Background: Behavioral and psychological symptoms of dementia (BPSD) commonly occur among cognitively impaired people in geriatric care. BPSD are often managed with antipsychotic drugs, despite the associated serious health risks. The aim of the present study was to discover factors associated with the use of antipsychotics.
Methods: A cross-sectional study in all geriatric care units in the county of Västerbotten, Sweden, which included 2017 residents aged 65 years and over with cognitive impairment (mean age was 83.5 years). Data were collected from prescription records and observations made by care staff of BPSD among residents during the preceding week. A multivariate regression model was con-structed to find factors independently associated with antipsychotic drug use.

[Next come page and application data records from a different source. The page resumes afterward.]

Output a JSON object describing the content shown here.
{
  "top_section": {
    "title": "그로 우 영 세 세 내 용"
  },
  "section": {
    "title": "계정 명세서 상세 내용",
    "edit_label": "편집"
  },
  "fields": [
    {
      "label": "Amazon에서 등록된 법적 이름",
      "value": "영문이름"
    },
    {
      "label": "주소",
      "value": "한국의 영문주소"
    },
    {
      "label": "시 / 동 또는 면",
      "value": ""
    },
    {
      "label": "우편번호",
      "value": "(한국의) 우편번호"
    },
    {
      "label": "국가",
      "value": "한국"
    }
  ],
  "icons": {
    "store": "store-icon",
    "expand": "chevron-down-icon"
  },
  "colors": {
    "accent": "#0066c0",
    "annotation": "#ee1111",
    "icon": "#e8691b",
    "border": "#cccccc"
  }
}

Results: Eleven factors were independently associated with the use of antipsychotics. Aggressive, verbally disruptive and wandering behavior, hallucinatory and depressive symptoms, male sex, living in a group dwelling for people with dementia, imposed mental workload, the ability to rise from a chair, activities of daily living (ADL) dependency and lower age all correlated significantly.

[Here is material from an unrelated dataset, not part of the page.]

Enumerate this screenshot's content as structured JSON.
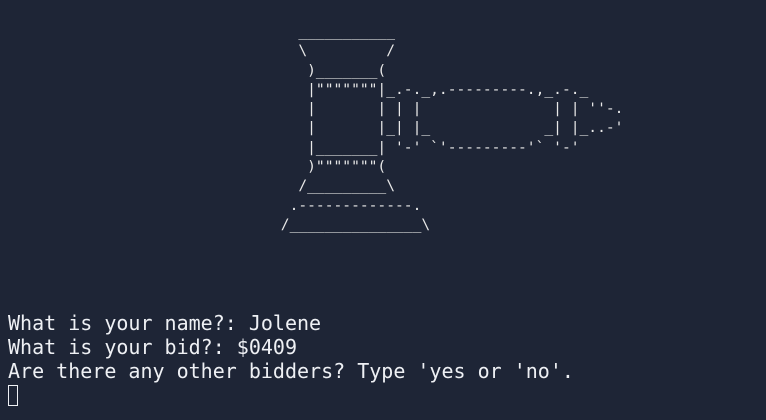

Conclusions: Antipsychotic drug treatment of old people with cognitive impairment in geriatric care is common, and determined not only by the patient's symptoms but also by factors related more closely to the caregiver and the caring situation. These findings raise important questions about the indications for drug treatment in relation to the patient's quality of life.